Raspberry Pi Resources
Raspberry Pi Shopping List: The Raspberry Pi is very cool, but it needs more stuff to make it go. This Raspberry Pi shopping list will help you be sure you have all the essentials and tell you about extras you may want.
Some precautions when you or students work with the Raspberry Pi.
Project Handouts: These are from one to a few pages long and are intended to help your students get started on projects using the Raspberry Pi. Subjects include the Pi Camera, infrared receiver, and temperature probe.
Workshop SD Image: This is the the Raspbian "Buster" image from the October, 2019 workshop, compressed with the xz format. Beware: It is a 1.6 GB download from Google Drive; because of the size, you will get a warning that it's too big for Google to scan for viruses. The easiest way to make one or a few SD cards from this image is to use balenaEtcher. Etcher is free, works on Windows, MacOS, and Linux, and will accept the .xz file directly; it is not necessary to extract the image from the archive. You will need 8 GB or larger SD cards for this image; 16 GB cards are better and cost about the same.
If you flash a card from this image, there will be an automatic reboot the first time it is started up because the image contains code to resize the file system on first boot in order to use the full capacity of the microSD card.
If you need to make enough copies for an entire class, you can duplicate microSD cards with a Windows computer and about $150 of parts.

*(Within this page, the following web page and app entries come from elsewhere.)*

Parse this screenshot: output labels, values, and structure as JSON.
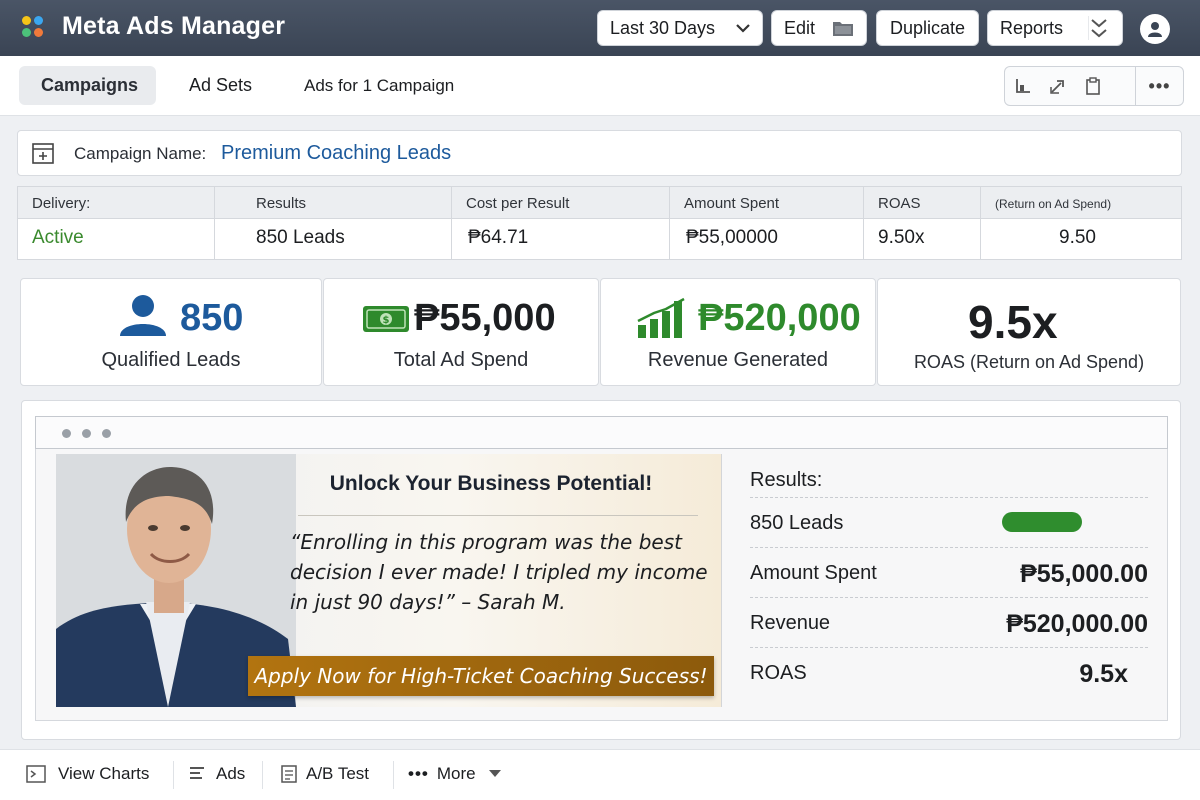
{
  "app": {
    "title": "Meta Ads Manager",
    "logo_colors": [
      "#f5c518",
      "#3ba7f0",
      "#4cc27a",
      "#f07a3b"
    ]
  },
  "toolbar": {
    "date_range": "Last 30 Days",
    "edit_label": "Edit",
    "duplicate_label": "Duplicate",
    "reports_label": "Reports"
  },
  "tabs": [
    {
      "label": "Campaigns",
      "active": true
    },
    {
      "label": "Ad Sets",
      "active": false
    },
    {
      "label": "Ads for 1 Campaign",
      "active": false
    }
  ],
  "view_tools": [
    "chart-icon",
    "share-icon",
    "clipboard-icon",
    "more-icon"
  ],
  "campaign": {
    "name_label": "Campaign Name:",
    "name": "Premium Coaching Leads"
  },
  "summary": {
    "columns": [
      {
        "header": "Delivery:",
        "value": "Active"
      },
      {
        "header": "Results",
        "value": "850 Leads"
      },
      {
        "header": "Cost per Result",
        "value": "₱64.71"
      },
      {
        "header": "Amount Spent",
        "value": "₱55,00000"
      },
      {
        "header": "ROAS",
        "value": "9.50x"
      },
      {
        "header": "(Return on Ad Spend)",
        "value": "9.50"
      }
    ]
  },
  "kpis": [
    {
      "value": "850",
      "label": "Qualified Leads",
      "icon": "user-icon",
      "color": "#1d5a9c"
    },
    {
      "value": "₱55,000",
      "label": "Total Ad Spend",
      "icon": "cash-icon",
      "color": "#1c1e21"
    },
    {
      "value": "₱520,000",
      "label": "Revenue Generated",
      "icon": "growth-chart-icon",
      "color": "#2e8a2c"
    },
    {
      "value": "9.5x",
      "label": "ROAS (Return on Ad Spend)",
      "icon": "",
      "color": "#1c1e21"
    }
  ],
  "ad_preview": {
    "headline": "Unlock Your Business Potential!",
    "quote": "“Enrolling in this program was the best decision I ever made! I tripled my income in just 90 days!” – Sarah M.",
    "cta": "Apply Now for High-Ticket Coaching Success!",
    "results_title": "Results:",
    "results": [
      {
        "label": "850 Leads",
        "value": "",
        "progress": 1.0
      },
      {
        "label": "Amount Spent",
        "value": "₱55,000.00"
      },
      {
        "label": "Revenue",
        "value": "₱520,000.00"
      },
      {
        "label": "ROAS",
        "value": "9.5x"
      }
    ]
  },
  "bottom_actions": [
    {
      "label": "View Charts",
      "icon": "charts-icon"
    },
    {
      "label": "Ads",
      "icon": "ads-icon"
    },
    {
      "label": "A/B Test",
      "icon": "ab-test-icon"
    },
    {
      "label": "More",
      "icon": "more-dots-icon"
    }
  ]
}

You can also duplicate multiple microSD cards using your Raspberry Pi. Download the image, use Etcher to flash it onto an SD card (8 GB is best for this one), then, without booting the card, use it as your master for duplicating.
If you need to extract this image, on Windows use the free 7-Zip program. On Raspbian and most Linux distributions, use xz-utils. On MacOS, The Unarchiver will work. The extracted file will be about 6.4 GB.
STEMapalooza The handout is available as a Word 2016 document or PDF. The PowerPoint slides and the workshop microSD image are available. The image file is compressed, but can be used directly with Etcher.
The Picademy Parts Kit Temperature Probe: his one is a little more complicated than some of the other sensors. It may need software configuration and it's possible to damage your Pi if it's wired incorrectly. The linked PDF describes the software configuration that may be needed and includes a circuit diagram with instructions.
Fritzing Component for GPIO Pins: This is a picture of the GPIO pins, with labels, that can be used to make your own Fritzing diagrams. It was derived from Anudit Naga r's full Raspberry Pi component. Get Fritzing from fritzing.org, Download this file, unzip it, and import it into Fritzing. Downloads from Google Drive.
I use this part to make diagrams like the one shown. I make the diagram in Fritzing, export as PNG, then crop and sometimes add labels. I've been using Adobe Fireworks to manipulate the PNG, but almost any graphics program, including MS Paint, will do.
Why Google Drive? Like many universities, Kennesaw State has very good Internet connectivity, but Google has outstanding Internet connectivity and multiple datacenters around the world. We've put big files on Google Drive because they will probably download faster for you.
Last update: 2019-12-02 14:18
Originally published: 2018-09-25